> **Work order**:
Among the records below, determine how many lines have the word "icon" in them; output only the number.

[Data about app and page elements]

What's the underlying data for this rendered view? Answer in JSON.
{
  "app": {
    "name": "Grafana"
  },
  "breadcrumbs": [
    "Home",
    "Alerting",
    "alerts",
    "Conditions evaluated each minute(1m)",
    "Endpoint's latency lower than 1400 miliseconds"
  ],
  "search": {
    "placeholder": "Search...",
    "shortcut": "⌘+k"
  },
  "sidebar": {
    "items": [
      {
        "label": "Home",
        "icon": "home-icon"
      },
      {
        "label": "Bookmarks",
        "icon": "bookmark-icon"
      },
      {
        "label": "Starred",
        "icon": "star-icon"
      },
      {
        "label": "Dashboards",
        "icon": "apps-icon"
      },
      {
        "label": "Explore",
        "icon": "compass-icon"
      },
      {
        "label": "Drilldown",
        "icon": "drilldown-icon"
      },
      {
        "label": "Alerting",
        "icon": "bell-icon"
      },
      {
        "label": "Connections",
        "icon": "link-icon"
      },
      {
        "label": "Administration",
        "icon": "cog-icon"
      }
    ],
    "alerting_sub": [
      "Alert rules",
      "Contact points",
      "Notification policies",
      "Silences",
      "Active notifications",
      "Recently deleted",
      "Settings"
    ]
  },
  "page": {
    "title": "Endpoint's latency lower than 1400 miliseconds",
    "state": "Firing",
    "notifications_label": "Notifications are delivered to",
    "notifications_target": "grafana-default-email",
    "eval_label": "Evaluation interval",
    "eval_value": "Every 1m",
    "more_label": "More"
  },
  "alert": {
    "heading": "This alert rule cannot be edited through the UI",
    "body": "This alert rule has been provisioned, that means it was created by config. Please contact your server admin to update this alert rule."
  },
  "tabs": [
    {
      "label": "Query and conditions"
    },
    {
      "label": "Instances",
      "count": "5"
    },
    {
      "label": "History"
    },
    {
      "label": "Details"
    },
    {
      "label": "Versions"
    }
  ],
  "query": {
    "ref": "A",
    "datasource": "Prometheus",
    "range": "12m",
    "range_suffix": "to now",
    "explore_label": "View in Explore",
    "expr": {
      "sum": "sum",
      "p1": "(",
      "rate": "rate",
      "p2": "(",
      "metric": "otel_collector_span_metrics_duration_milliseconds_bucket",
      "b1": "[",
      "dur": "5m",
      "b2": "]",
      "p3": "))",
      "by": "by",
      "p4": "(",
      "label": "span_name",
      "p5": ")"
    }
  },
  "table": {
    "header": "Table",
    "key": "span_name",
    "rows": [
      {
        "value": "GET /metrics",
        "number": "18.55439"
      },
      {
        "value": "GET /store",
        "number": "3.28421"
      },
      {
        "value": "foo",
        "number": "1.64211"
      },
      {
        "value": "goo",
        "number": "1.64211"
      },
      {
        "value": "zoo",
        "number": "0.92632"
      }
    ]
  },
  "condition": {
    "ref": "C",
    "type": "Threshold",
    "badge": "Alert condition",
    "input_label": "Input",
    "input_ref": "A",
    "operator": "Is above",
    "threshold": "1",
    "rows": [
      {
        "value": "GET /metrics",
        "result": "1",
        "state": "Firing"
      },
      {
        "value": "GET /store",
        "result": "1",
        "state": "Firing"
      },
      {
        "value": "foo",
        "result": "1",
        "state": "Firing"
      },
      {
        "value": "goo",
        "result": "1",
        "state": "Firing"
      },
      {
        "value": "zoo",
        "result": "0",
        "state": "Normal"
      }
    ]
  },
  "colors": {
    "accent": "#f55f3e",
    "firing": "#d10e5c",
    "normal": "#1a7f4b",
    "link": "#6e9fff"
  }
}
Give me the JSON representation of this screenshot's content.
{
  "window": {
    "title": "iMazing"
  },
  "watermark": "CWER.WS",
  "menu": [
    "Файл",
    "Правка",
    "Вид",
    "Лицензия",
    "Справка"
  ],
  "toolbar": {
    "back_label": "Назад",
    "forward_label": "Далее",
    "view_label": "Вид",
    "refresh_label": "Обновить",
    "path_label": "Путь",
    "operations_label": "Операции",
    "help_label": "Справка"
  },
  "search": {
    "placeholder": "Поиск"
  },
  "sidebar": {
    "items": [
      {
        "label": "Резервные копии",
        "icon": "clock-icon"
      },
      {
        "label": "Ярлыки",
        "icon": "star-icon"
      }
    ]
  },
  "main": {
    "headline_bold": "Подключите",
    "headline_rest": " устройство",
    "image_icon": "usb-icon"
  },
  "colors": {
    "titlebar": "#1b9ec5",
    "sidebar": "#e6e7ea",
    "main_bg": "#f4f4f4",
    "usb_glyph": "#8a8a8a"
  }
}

> **Result of the exercise**:
12